- **What to work on**
With the pictures left aside, write out the entries that follow exactly.
== Source records
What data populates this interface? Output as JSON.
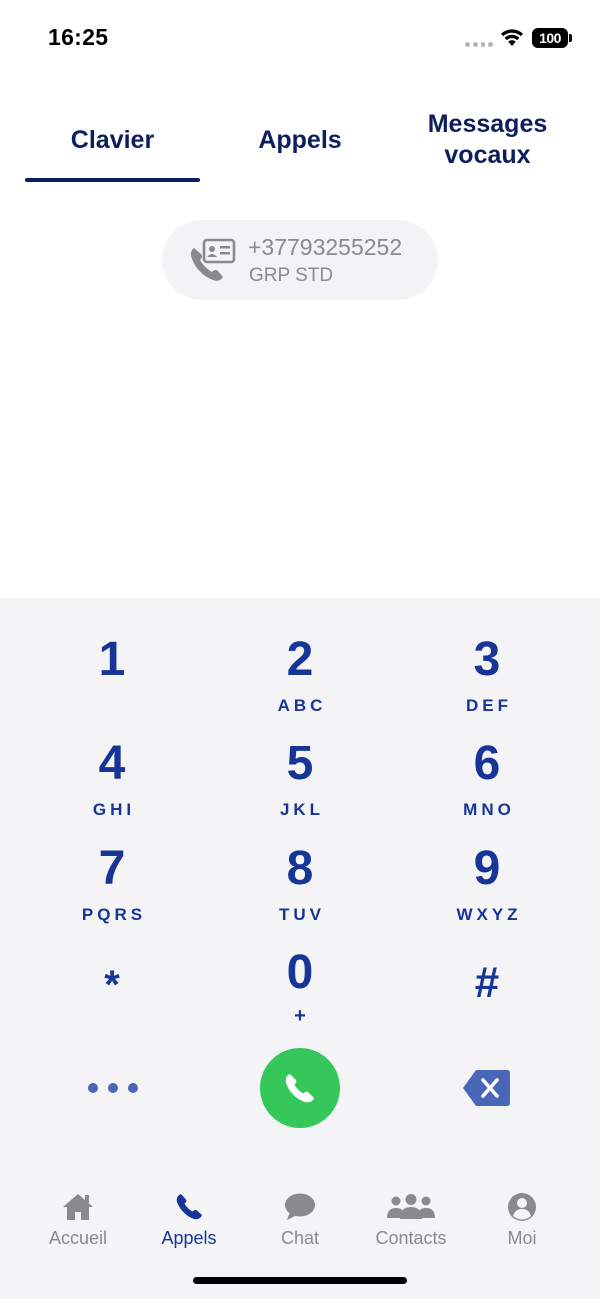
{
  "status_bar": {
    "time": "16:25",
    "battery": "100",
    "icons": [
      "signal-dots-icon",
      "wifi-icon",
      "battery-icon"
    ]
  },
  "tabs": [
    {
      "label": "Clavier",
      "active": true
    },
    {
      "label": "Appels",
      "active": false
    },
    {
      "label": "Messages vocaux",
      "active": false
    }
  ],
  "caller_id": {
    "number": "+37793255252",
    "label": "GRP STD",
    "icon": "phone-contact-card-icon"
  },
  "keypad": {
    "keys": [
      {
        "digit": "1",
        "letters": ""
      },
      {
        "digit": "2",
        "letters": "ABC"
      },
      {
        "digit": "3",
        "letters": "DEF"
      },
      {
        "digit": "4",
        "letters": "GHI"
      },
      {
        "digit": "5",
        "letters": "JKL"
      },
      {
        "digit": "6",
        "letters": "MNO"
      },
      {
        "digit": "7",
        "letters": "PQRS"
      },
      {
        "digit": "8",
        "letters": "TUV"
      },
      {
        "digit": "9",
        "letters": "WXYZ"
      },
      {
        "digit": "*",
        "letters": ""
      },
      {
        "digit": "0",
        "letters": "+"
      },
      {
        "digit": "#",
        "letters": ""
      }
    ],
    "actions": {
      "more_icon": "more-dots-icon",
      "call_icon": "phone-icon",
      "backspace_icon": "backspace-icon"
    }
  },
  "bottom_nav": [
    {
      "label": "Accueil",
      "icon": "home-icon",
      "active": false
    },
    {
      "label": "Appels",
      "icon": "phone-icon",
      "active": true
    },
    {
      "label": "Chat",
      "icon": "chat-bubble-icon",
      "active": false
    },
    {
      "label": "Contacts",
      "icon": "contacts-group-icon",
      "active": false
    },
    {
      "label": "Moi",
      "icon": "user-circle-icon",
      "active": false
    }
  ],
  "colors": {
    "primary_dark": "#0b1f5c",
    "keypad_blue": "#163596",
    "call_green": "#34c759",
    "muted_gray": "#8a8a8e",
    "keypad_background": "#f4f4f7"
  }
}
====
- **Result**
What data populates this interface? Output as JSON.
{
  "status_bar": {
    "time": "16:25",
    "battery": "100",
    "icons": [
      "signal-dots-icon",
      "wifi-icon",
      "battery-icon"
    ]
  },
  "tabs": [
    {
      "label": "Clavier",
      "active": true
    },
    {
      "label": "Appels",
      "active": false
    },
    {
      "label": "Messages vocaux",
      "active": false
    }
  ],
  "caller_id": {
    "number": "+37793255252",
    "label": "GRP STD",
    "icon": "phone-contact-card-icon"
  },
  "keypad": {
    "keys": [
      {
        "digit": "1",
        "letters": ""
      },
      {
        "digit": "2",
        "letters": "ABC"
      },
      {
        "digit": "3",
        "letters": "DEF"
      },
      {
        "digit": "4",
        "letters": "GHI"
      },
      {
        "digit": "5",
        "letters": "JKL"
      },
      {
        "digit": "6",
        "letters": "MNO"
      },
      {
        "digit": "7",
        "letters": "PQRS"
      },
      {
        "digit": "8",
        "letters": "TUV"
      },
      {
        "digit": "9",
        "letters": "WXYZ"
      },
      {
        "digit": "*",
        "letters": ""
      },
      {
        "digit": "0",
        "letters": "+"
      },
      {
        "digit": "#",
        "letters": ""
      }
    ],
    "actions": {
      "more_icon": "more-dots-icon",
      "call_icon": "phone-icon",
      "backspace_icon": "backspace-icon"
    }
  },
  "bottom_nav": [
    {
      "label": "Accueil",
      "icon": "home-icon",
      "active": false
    },
    {
      "label": "Appels",
      "icon": "phone-icon",
      "active": true
    },
    {
      "label": "Chat",
      "icon": "chat-bubble-icon",
      "active": false
    },
    {
      "label": "Contacts",
      "icon": "contacts-group-icon",
      "active": false
    },
    {
      "label": "Moi",
      "icon": "user-circle-icon",
      "active": false
    }
  ],
  "colors": {
    "primary_dark": "#0b1f5c",
    "keypad_blue": "#163596",
    "call_green": "#34c759",
    "muted_gray": "#8a8a8e",
    "keypad_background": "#f4f4f7"
  }
}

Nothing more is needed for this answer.